By Julie Katz, Forever Friend
August 2nd, 2014
I met Abby in 6th grade, on the first day of middle school. We went to different elementary schools but I had heard of Abby Freeman. She was a legend, even in elementary school. I still remember how cool she was on the first day of 6th grade. She was chewing gum. She had a confidence and a coolness that I had never seen before.
We were in different social circles in 6th and 7th grade. It was in 8th grade that we became good friends. We were paired as lab partners in Ms. Sefarian’s 8th grade science class. Abby and I were both initially skeptical of each other. I thought she was too cool for school and definitely to cool to talk to me and she thought I was too much of a nerd and a teacher’s pet to be a suitable or fun lab partner. But we realized quickly that we had misconceptions of each other. Instead, we were instant friends. We had a very fast and wonderful connection and wound up getting into trouble multiple times with Ms. Sefarian for talking to each other during class. That was the beginning of a beautiful friendship.
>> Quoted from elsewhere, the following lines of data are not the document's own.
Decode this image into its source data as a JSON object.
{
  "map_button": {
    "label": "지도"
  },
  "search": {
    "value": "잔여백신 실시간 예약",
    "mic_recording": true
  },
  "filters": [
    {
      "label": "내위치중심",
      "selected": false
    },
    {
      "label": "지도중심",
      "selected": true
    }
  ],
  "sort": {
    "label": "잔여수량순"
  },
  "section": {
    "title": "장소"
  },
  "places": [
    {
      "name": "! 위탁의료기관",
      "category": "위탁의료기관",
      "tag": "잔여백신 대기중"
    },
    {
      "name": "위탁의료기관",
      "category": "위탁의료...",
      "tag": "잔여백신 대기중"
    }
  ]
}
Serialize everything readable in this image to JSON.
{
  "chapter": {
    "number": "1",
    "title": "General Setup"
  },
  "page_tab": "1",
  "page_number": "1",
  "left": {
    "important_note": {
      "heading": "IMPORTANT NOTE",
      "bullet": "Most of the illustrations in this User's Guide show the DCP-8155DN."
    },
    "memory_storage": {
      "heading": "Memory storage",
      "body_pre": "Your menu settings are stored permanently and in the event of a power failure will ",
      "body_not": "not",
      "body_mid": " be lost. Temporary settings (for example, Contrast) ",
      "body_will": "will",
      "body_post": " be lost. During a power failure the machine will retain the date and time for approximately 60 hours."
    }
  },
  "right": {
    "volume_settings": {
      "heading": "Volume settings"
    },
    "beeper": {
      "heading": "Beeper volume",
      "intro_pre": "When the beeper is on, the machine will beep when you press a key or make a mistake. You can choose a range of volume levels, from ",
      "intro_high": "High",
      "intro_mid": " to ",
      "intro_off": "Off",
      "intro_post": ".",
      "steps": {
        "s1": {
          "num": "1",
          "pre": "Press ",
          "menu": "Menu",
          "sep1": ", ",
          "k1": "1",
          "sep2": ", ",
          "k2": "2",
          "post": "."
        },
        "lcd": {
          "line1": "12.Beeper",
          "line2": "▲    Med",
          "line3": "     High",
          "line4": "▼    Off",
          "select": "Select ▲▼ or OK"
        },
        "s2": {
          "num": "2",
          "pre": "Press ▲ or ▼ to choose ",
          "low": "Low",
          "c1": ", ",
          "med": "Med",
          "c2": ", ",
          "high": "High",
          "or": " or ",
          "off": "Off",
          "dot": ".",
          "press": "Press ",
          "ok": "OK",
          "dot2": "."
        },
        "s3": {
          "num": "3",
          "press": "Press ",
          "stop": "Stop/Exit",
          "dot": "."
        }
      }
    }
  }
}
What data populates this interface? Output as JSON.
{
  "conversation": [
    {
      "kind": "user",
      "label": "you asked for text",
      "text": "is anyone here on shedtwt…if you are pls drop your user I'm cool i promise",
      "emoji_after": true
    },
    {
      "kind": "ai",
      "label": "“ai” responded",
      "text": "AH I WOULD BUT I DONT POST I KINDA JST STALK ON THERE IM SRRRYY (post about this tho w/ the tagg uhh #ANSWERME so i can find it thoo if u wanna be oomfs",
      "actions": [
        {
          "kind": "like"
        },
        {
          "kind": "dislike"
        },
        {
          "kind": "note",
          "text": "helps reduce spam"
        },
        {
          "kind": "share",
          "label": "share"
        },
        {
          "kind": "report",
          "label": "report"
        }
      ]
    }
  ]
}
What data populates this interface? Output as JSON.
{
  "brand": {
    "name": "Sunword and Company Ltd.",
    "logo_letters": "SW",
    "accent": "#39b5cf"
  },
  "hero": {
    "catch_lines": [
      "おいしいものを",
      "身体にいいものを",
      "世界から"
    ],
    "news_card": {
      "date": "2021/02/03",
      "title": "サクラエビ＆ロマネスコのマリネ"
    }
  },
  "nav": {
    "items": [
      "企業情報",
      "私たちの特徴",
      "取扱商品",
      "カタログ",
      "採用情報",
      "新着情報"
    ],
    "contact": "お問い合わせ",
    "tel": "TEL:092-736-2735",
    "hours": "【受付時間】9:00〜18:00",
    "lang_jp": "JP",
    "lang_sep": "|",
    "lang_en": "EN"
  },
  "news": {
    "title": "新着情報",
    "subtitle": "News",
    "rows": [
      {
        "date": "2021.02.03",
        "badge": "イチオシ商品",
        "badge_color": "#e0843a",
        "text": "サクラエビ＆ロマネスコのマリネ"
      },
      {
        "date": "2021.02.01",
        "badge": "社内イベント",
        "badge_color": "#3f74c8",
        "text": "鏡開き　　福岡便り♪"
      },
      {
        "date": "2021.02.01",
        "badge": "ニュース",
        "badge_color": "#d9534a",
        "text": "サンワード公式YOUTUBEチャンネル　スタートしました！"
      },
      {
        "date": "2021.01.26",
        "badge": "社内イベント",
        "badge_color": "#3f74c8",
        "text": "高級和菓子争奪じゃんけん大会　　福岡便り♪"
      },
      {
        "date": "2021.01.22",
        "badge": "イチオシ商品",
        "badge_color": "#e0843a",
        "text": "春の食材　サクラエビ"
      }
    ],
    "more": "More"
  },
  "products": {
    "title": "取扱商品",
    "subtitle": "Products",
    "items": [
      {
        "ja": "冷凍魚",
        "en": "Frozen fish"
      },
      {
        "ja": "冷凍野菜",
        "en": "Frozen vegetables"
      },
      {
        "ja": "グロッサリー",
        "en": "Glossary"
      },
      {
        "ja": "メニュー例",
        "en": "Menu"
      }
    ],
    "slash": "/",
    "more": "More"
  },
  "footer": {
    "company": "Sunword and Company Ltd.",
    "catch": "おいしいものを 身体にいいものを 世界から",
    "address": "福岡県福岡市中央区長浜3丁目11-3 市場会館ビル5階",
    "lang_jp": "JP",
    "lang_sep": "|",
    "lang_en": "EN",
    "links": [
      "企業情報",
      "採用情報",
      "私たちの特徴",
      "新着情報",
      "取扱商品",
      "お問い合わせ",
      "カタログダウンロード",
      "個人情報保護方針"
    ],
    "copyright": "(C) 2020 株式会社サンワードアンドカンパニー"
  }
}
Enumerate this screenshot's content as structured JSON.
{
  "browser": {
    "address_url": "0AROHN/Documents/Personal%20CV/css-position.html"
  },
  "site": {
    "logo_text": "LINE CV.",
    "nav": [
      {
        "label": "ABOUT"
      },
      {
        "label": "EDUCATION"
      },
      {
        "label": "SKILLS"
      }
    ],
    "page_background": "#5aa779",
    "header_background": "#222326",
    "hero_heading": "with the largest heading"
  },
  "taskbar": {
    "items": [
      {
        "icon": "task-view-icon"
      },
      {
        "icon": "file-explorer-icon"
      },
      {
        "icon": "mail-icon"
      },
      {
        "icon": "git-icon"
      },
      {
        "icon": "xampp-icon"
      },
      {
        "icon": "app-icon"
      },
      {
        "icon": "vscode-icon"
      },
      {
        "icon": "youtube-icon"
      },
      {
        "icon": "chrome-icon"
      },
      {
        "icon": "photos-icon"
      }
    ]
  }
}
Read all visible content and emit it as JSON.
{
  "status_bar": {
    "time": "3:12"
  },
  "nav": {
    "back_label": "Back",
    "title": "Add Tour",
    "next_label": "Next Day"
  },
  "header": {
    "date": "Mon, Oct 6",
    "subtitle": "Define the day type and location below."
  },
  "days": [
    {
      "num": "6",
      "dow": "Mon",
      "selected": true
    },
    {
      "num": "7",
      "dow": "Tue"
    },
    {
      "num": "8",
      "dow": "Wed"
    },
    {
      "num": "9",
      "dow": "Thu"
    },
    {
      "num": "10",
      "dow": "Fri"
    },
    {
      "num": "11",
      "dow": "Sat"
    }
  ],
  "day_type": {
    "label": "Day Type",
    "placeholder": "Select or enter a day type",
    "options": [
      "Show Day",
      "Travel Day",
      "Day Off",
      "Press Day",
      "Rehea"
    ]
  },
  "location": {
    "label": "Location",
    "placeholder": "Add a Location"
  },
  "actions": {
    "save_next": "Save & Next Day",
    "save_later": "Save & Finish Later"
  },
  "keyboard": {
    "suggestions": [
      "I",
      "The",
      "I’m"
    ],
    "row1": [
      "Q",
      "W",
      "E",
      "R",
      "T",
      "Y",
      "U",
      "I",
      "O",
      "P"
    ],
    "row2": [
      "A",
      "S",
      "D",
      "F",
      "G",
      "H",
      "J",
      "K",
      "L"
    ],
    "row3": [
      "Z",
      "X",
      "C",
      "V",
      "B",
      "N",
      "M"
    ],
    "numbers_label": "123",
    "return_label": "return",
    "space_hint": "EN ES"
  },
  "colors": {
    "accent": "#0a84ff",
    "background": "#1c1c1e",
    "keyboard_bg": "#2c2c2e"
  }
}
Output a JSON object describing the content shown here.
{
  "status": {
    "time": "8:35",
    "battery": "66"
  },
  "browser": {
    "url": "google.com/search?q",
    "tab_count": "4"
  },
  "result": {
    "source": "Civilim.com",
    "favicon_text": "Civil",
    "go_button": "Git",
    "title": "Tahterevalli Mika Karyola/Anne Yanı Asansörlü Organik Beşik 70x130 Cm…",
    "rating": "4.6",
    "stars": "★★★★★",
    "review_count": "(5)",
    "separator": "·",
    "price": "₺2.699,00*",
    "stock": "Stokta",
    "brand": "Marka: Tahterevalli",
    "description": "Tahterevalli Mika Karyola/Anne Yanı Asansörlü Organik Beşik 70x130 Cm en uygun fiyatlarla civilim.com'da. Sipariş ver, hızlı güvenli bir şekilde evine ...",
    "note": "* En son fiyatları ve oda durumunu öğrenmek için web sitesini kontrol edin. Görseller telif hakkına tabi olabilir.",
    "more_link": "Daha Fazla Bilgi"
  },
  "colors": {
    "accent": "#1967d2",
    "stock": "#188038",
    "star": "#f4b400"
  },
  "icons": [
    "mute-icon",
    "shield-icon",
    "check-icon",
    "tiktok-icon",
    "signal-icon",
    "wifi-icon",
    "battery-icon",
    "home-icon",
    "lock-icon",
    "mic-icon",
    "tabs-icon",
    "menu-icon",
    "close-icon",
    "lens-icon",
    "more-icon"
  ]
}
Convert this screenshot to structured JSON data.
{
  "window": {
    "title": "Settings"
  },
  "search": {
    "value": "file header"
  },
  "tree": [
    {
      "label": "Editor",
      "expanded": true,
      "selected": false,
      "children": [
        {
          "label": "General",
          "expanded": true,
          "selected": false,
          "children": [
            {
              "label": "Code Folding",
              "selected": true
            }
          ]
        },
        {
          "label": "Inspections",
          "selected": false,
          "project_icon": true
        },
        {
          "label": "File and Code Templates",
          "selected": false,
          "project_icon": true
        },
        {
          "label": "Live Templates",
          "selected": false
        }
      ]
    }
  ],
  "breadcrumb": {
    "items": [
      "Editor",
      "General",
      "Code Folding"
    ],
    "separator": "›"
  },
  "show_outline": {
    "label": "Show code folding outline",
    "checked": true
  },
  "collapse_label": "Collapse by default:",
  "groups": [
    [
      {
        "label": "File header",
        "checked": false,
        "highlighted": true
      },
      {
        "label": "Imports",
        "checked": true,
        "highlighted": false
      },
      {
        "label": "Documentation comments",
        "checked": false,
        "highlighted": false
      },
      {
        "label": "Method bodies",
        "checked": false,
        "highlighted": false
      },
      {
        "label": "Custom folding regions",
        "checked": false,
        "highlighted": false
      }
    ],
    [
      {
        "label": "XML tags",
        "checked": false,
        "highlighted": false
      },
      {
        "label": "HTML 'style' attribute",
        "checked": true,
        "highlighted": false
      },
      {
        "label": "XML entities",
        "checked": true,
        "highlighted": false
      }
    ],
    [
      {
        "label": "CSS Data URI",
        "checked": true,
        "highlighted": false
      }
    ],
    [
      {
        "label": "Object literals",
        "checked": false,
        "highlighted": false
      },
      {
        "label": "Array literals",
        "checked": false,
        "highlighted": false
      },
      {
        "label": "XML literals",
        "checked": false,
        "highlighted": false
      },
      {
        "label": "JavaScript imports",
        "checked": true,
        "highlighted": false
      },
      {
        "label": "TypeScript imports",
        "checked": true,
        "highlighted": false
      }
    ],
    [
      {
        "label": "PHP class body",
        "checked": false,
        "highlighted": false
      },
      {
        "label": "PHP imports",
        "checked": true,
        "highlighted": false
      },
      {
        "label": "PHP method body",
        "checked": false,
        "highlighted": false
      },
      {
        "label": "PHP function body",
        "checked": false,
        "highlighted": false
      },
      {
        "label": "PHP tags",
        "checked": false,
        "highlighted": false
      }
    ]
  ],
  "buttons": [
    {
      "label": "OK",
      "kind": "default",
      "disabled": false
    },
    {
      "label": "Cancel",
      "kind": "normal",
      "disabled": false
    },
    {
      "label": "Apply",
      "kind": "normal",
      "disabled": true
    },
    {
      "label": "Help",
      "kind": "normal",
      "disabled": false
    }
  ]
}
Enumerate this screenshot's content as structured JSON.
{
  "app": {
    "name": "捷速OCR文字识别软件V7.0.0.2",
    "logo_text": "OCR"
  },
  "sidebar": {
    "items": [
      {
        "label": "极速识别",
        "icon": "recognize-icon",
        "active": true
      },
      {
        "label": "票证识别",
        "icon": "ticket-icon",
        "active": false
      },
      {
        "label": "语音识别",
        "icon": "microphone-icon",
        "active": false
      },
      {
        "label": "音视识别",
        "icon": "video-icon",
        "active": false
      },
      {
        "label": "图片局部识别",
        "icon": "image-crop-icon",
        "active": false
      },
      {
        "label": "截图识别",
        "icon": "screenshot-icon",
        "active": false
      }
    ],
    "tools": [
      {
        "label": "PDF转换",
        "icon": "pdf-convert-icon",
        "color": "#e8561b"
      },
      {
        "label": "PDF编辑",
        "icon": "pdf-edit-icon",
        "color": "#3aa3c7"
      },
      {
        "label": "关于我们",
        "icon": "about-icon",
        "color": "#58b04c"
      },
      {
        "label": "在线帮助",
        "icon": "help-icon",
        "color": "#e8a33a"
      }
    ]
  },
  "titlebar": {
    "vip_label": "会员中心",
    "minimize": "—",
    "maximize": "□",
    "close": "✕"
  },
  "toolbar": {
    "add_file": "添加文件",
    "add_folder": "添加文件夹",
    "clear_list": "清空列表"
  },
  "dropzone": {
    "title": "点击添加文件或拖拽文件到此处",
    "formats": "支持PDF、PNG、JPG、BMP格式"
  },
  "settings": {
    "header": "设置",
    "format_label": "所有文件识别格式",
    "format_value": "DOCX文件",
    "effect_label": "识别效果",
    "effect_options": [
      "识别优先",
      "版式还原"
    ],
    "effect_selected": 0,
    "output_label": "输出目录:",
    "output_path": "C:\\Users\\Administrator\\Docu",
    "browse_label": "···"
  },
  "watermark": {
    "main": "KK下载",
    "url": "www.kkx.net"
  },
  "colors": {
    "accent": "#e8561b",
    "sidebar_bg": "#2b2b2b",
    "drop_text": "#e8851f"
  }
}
Abby and my friendship was so multi-layered and spanned more than 25 years. We were close friends in high school – she excelled in theater and I was involved in music so our interests overlapped. In high school and especially in college, we always had adventures together. We would stay up all night partying at Harvard, when she would visit me in college, and at NYC, when I would visit her. We vetted each others’ boyfriends (including Merlin) and partied with each others’ friends.
One of my very favorite memories of Abby took place the night before my wedding. Abby and Merlin walked into the party, lighting up the room, as always. As Abby and I embraced, she immediately said into my ear, “I’m pregnant” (with Owen). She was wearing a big magenta flower in her hair and she was absolutely glowing, like neon. I couldn’t have imagined a better wedding present.
As luck had it, we both wound up moving to CA. She moved to LA and I moved to the Bay Area around the same time. We got to see each often because I came to LA frequently to visit family. She and Julia also came to visit me and my daughter – a mother/daughter visit my daughter and I will always cherish.
Abby and I got married during the same summer and we had kids very close together. We continued to share so much – a deep friendship, related on so many commonalities – marriage, motherhood, and California.
Unfortunately, Abby and I also shared a diagnosis of breast cancer. I was diagnosed in April 2012, almost exactly a year before Abby was. After a year of treatment, I remain fortunate to be cancer-free and healthy. Abby and I had two very different diseases. I was very fortunate that the tumor was caught early, was not aggressive and my outcome was very good. Abby’s disease was relentless, chemo-resistant and very aggressive. It broke my heart when Abby told me of her diagnosis and that her case would not be as treatable as mine.
I also remember thinking, right when she told me of her diagnosis, that no one more than I was going to be able to relate to her experience and to be there for her like I was. This was the only silver lining of just having lived through breast cancer treatment myself. It was a gift that I could and would be there for my dear friend in any way I could.
We spent a lot of time together this past year. She was a focus of my life. We texted almost every single day and visited often. Through her brave battle and suffering, Abby was the same wonderful person, mother, wife and friend that I’d known for all these years. She was so present, so kind, so insightful, so spiritual, imaginative, creative, thoughtful, patient, beautiful, and loving. Everything she always was.
I’d like to end with a quote by David Harkins, a 20th century British poet and painter. I chose it because I think it embodies Abby’s eternal spirit.
“You can shed tears that she is gone,
Or you can smile because she has lived.
You can close your eyes and pray that she’ll come back,
Or you can open your eyes and see all she’s left.
Your heart can be empty because you can’t see her,
Or you can be full of the love you shared.
You can turn your back on tomorrow and live yesterday,
Or you can be happy for tomorrow because of yesterday.
You can remember her only that she is gone,
Or you can cherish her memory and let it live on.
You can cry and close your mind,
Be empty and turn your back,
Or you can do what she’d want:
Smile, open your eyes, love and go on.”